## About this task:
If a line in the data below contains "JSON", copy it.

(Interface dataset entries)
------------------------------------------------------------
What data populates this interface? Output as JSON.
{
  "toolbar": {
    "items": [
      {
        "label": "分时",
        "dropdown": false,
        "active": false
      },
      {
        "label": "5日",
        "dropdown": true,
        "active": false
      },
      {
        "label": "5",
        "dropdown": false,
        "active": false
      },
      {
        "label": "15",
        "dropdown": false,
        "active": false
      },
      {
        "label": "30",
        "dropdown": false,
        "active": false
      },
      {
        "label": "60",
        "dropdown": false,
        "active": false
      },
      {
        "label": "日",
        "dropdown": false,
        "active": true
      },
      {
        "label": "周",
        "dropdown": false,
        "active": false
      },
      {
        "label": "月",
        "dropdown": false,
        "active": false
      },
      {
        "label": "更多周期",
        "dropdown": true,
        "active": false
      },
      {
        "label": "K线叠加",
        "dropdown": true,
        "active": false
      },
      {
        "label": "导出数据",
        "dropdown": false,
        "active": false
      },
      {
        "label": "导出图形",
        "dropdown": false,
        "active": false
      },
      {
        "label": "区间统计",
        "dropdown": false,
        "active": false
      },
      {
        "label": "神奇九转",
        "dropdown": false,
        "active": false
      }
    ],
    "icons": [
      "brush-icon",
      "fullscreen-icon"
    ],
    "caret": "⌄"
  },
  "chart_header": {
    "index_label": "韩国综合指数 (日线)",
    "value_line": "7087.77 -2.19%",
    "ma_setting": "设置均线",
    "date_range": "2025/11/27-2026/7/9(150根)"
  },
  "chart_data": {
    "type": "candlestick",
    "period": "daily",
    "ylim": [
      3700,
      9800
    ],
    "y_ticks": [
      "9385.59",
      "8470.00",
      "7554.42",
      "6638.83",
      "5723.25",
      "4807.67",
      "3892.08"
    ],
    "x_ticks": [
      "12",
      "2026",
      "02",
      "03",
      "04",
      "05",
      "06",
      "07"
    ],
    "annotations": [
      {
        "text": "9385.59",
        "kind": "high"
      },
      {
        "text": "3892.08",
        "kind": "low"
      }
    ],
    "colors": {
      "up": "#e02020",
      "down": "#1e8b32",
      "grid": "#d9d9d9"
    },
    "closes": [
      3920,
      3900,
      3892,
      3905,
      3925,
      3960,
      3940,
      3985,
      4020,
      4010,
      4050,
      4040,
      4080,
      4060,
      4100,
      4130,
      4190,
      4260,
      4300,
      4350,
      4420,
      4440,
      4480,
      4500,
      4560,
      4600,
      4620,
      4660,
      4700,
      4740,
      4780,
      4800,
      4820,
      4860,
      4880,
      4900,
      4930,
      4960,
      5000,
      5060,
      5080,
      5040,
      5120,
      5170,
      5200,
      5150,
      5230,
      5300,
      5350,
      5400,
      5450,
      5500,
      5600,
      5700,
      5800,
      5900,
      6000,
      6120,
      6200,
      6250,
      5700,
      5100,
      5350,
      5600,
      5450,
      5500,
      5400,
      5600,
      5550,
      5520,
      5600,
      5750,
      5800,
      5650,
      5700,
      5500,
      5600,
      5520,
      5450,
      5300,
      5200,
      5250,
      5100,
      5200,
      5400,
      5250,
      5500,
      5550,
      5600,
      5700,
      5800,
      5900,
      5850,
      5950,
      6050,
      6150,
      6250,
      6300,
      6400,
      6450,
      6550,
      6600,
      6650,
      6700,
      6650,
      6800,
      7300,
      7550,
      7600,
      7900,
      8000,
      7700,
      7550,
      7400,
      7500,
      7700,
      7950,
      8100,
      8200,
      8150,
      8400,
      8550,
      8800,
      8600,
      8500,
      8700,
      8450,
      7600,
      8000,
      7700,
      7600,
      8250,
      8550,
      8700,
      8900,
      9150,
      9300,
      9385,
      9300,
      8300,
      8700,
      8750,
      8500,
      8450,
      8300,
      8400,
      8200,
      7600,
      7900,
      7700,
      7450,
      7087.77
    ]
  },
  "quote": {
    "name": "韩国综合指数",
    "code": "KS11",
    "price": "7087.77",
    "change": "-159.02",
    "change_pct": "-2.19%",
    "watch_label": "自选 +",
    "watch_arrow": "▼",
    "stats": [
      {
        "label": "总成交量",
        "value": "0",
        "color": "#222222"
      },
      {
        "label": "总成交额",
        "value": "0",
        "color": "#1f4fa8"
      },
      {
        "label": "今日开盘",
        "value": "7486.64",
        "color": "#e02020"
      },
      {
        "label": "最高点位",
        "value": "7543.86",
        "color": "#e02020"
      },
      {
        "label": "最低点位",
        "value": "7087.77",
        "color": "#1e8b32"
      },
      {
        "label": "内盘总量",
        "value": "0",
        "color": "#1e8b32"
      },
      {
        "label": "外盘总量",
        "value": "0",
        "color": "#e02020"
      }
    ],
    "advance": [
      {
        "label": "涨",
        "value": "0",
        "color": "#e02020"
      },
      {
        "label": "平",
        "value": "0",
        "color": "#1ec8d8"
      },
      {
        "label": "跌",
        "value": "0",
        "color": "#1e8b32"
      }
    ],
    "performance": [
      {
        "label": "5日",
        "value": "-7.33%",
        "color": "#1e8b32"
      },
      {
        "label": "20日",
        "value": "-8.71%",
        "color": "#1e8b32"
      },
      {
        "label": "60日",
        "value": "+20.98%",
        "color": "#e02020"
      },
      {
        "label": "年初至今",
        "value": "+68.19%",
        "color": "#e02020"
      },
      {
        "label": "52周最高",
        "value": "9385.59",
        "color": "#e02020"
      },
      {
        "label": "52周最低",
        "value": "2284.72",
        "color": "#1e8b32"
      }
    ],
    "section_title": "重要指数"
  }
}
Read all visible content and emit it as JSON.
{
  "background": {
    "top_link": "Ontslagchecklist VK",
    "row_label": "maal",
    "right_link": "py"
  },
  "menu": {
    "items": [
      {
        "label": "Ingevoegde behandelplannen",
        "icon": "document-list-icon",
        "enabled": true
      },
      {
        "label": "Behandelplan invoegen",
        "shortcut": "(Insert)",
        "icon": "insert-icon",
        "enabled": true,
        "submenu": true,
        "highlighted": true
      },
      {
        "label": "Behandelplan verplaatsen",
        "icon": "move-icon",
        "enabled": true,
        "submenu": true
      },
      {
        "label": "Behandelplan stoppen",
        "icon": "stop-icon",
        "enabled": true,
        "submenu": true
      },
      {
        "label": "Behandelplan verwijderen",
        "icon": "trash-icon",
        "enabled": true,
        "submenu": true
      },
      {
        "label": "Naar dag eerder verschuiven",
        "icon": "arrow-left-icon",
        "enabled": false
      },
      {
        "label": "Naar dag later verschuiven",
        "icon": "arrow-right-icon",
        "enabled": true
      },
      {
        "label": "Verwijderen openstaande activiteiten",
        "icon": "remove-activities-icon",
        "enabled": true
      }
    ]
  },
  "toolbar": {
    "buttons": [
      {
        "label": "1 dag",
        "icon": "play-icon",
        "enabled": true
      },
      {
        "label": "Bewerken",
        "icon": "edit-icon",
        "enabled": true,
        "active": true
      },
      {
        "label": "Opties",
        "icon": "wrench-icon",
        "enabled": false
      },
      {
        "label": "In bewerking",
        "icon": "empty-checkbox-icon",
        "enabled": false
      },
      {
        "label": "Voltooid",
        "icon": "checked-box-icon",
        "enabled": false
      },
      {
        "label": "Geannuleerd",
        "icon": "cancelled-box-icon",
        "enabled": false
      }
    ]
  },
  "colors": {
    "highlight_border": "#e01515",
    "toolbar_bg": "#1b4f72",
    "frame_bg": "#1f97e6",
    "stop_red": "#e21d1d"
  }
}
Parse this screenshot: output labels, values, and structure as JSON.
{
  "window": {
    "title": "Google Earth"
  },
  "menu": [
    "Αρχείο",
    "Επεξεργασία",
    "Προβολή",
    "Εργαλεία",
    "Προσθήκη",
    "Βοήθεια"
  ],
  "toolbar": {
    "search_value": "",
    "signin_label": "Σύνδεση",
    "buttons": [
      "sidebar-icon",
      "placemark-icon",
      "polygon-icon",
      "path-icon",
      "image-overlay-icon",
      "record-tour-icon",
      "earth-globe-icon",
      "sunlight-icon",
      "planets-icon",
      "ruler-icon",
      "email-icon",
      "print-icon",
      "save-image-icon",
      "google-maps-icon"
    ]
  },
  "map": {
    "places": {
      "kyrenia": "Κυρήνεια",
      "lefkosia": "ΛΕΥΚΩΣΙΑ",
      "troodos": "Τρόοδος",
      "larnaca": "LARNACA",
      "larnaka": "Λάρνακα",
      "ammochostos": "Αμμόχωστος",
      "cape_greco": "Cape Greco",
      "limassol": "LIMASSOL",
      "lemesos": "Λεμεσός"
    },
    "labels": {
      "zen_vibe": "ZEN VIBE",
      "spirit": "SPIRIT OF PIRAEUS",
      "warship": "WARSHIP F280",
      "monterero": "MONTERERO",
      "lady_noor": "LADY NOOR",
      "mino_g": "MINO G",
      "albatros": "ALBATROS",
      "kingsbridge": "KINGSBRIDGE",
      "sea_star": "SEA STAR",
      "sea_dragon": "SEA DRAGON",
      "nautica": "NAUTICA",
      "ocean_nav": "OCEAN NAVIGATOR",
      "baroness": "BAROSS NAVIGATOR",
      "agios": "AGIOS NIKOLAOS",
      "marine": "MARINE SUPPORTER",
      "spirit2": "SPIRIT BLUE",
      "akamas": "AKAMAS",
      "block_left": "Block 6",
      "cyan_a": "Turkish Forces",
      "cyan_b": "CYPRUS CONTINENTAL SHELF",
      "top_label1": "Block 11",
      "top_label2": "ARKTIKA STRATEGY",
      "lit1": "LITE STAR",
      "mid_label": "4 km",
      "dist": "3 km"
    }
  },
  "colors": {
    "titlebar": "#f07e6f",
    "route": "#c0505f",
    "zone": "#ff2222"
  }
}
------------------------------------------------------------
## Written reply:
What data populates this interface? Output as JSON.
Read all visible content and emit it as JSON.
Parse this screenshot: output labels, values, and structure as JSON.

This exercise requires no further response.